"It is difficult, if not impossible, to attribute a single event that occurs over a period of days to a phenomenon that manifests itself over the better part of a century," Pielke said.
Trenberth concurred but said that climate change may have played a small but not insignificant part--maybe 10 percent.
“It was a pretty minor factor but when you are talking about the straw that breaks the Camel's back, maybe this was the straw,” Trenberth said.
Climate change also leads to higher temperatures. So that means more droughts, doesn’t it?
“That is where intuition leads us astray because the relationship between temperature and drought is complicated,” Pielke said. He argues that thanks to the complexities of the hydrological cycle, Earth has seen more rainfall, becoming warmer and wetter.
Trenberth does argue for more droughts: “The droughts set in a little quicker, they can be more intense, they can become more widespread.”
“We saw this in spades in 2012,” Trenberth said.
And, ironically, also more rain: According to Trenberth, warmer temperatures evaporate water and what goes up will eventually come down.
“Where it is raining, it rains harder,” Trenberth said. “So at both ends of the water cycle we have an increased risk of drought and an increased risk of flooding in association with climate change.”
Pielke disagreed, arguing current data from the IPCC shows no increase in flooding and there is also no certainty that flooding will increase in the future.
“If you look at the timescale on which the increase in flooding is supposed to occur,” Pielke said. “Everyone that is in this discussion, either talking or listening, is going to be long gone before scientists have a clear answer to that question.”
The evidence for more rainfall, and more intense rainfall, is strong, according to Trenberth, while the records for hurricanes and tornados less strong.
The data doesn’t support that argument, Pielke said.
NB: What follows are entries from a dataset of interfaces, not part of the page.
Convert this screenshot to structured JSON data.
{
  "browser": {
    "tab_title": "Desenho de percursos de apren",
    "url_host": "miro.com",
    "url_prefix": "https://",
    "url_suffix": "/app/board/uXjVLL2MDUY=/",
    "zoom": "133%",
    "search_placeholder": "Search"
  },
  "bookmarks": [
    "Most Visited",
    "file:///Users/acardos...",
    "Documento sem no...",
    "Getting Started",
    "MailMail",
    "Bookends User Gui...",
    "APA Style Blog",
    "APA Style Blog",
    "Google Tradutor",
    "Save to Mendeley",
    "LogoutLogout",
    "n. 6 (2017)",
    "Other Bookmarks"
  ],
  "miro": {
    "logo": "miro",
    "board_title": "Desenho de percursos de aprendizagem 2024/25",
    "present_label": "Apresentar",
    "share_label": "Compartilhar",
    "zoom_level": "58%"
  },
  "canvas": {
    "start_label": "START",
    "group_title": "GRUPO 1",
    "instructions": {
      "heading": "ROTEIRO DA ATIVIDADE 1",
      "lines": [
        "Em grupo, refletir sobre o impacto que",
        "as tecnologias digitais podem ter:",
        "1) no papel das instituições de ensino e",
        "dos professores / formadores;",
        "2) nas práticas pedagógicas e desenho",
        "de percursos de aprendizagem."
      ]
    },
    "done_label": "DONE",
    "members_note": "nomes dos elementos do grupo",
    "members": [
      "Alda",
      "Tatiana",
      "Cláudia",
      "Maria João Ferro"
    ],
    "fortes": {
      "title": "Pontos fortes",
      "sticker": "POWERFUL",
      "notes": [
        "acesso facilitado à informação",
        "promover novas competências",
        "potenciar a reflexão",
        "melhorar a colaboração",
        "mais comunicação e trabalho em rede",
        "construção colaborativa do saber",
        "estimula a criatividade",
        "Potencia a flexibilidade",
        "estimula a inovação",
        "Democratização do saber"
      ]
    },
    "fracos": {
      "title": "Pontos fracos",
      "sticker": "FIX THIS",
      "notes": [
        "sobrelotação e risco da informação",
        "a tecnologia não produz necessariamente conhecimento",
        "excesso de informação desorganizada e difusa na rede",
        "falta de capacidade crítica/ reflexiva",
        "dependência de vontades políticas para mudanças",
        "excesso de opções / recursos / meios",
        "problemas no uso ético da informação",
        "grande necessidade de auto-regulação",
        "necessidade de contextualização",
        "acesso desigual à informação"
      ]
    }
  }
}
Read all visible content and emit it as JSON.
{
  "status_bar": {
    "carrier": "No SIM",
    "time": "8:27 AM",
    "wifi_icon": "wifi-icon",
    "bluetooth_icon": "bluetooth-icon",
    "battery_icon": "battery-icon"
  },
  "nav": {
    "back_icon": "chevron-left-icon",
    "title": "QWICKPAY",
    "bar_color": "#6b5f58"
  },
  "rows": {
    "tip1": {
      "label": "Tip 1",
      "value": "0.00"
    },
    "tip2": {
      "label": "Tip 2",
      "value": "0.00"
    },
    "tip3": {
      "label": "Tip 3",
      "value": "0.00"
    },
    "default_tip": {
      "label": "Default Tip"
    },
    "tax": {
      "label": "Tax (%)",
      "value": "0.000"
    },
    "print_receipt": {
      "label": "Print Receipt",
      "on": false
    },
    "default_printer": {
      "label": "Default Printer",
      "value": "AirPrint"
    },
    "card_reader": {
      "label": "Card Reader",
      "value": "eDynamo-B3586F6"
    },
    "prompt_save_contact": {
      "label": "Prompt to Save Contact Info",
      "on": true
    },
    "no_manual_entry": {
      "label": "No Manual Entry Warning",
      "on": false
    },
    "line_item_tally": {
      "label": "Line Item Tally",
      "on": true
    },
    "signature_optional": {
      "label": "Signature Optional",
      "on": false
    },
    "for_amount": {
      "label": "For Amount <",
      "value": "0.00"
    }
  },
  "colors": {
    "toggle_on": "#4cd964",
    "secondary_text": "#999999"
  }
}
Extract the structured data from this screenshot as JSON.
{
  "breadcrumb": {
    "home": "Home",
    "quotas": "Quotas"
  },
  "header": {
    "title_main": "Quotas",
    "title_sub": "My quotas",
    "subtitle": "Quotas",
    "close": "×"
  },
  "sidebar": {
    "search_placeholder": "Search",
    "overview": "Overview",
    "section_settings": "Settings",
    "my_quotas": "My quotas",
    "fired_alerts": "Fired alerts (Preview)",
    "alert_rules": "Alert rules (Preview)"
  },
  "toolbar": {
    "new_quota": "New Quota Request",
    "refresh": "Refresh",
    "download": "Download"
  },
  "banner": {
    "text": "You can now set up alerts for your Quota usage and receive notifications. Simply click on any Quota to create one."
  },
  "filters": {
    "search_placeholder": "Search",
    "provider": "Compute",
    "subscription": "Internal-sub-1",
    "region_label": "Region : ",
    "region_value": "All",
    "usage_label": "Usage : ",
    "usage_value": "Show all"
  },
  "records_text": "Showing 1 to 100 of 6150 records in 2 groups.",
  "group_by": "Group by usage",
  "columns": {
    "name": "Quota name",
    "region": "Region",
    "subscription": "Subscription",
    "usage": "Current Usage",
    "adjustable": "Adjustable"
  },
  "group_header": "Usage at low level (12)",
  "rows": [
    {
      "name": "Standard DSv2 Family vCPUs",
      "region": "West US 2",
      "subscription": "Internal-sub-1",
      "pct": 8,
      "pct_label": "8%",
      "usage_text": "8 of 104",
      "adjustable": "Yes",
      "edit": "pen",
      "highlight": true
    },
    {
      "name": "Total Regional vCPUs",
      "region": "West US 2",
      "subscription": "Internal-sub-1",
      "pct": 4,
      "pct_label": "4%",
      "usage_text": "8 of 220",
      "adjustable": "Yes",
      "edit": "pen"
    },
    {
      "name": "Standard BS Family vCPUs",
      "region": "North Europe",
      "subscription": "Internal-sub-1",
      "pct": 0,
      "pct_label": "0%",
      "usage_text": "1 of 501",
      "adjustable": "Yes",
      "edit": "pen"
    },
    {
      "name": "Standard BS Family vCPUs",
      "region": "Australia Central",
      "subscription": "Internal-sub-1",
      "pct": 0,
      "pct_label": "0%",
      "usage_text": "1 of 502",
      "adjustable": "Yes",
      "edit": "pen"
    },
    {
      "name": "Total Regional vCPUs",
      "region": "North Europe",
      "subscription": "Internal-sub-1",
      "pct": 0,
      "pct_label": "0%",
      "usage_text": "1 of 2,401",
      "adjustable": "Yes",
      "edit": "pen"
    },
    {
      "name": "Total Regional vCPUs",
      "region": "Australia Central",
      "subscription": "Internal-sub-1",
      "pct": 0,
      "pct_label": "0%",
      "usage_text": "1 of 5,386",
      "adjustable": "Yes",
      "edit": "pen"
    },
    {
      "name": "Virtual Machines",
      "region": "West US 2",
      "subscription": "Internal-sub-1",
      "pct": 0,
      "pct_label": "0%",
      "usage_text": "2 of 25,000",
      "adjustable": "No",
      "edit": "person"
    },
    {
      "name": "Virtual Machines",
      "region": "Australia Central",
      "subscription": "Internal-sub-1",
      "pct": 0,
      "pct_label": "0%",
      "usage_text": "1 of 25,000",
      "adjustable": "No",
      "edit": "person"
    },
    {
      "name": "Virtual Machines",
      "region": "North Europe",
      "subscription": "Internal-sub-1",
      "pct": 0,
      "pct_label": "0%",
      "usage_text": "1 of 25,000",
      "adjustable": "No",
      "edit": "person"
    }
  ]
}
The 1930s and 1950s saw worse floods, droughts and hurricanes than we see now.
“People, such as city planners, develop policies on what climate scientists are saying,” Pielke said. “So extreme events are too important to be made a symbol or poster child in the broader climate debate.”
Evidence does support that higher temperatures in the Atlantic led to tropical storm Sandy being as strong as it was, causing increased flooding in the subways.
“So you are immediately talking about tens of millions of dollars at the foot of the door of climate change,” Trenberth said.
According to Pielke, scientists ought to rely on the datasets that they currently have.
“One the jobs of the scientific community is not to come up with arguments to make people think a certain way, or act a certain way, but just to say what the data shows,” Pielke said.
Trenberth asserted that the data does support the fact that there are more storms and floods and so does the science behind extreme weather patterns.
“The super-typhoon Haiyan that went barreling through the Philippines is certainly a really good example,” Trenberth said. “We understand why it was so intense, and it very much related to the kind of factors that are involved in global warming.”
Regardless of whether climate change leads to more extreme weather—or not—the two scientists agree that society needs to act and better prepare for floods, droughts and storms.
According to Trenberth, preparation involves assessing our vulnerabilities and building more resilient systems. He expressed concern that the rebuilding on the East Coast following Sandy isn’t adequately taking into account rising sea levels or the risk of these storms recurring.
According to Pielke, Front Range denizens need to prepare for even worse rainfall and flooding, and they should look back on the previous flood to see what worked and what didn’t.
“Colorado is, in large parts, the success story,” Pielke said. “Look how well most people did.”
Correction: A previous version of this story incorrectly stated that Trenberth shared the 2007 Nobel Peace Prize that went to the scientists on the Intergovernmental Panel on Climate Change (IPCC). The prize was awarded to both the scientists on the Intergovernmental Panel on Climate Change (IPCC) and Al Gore.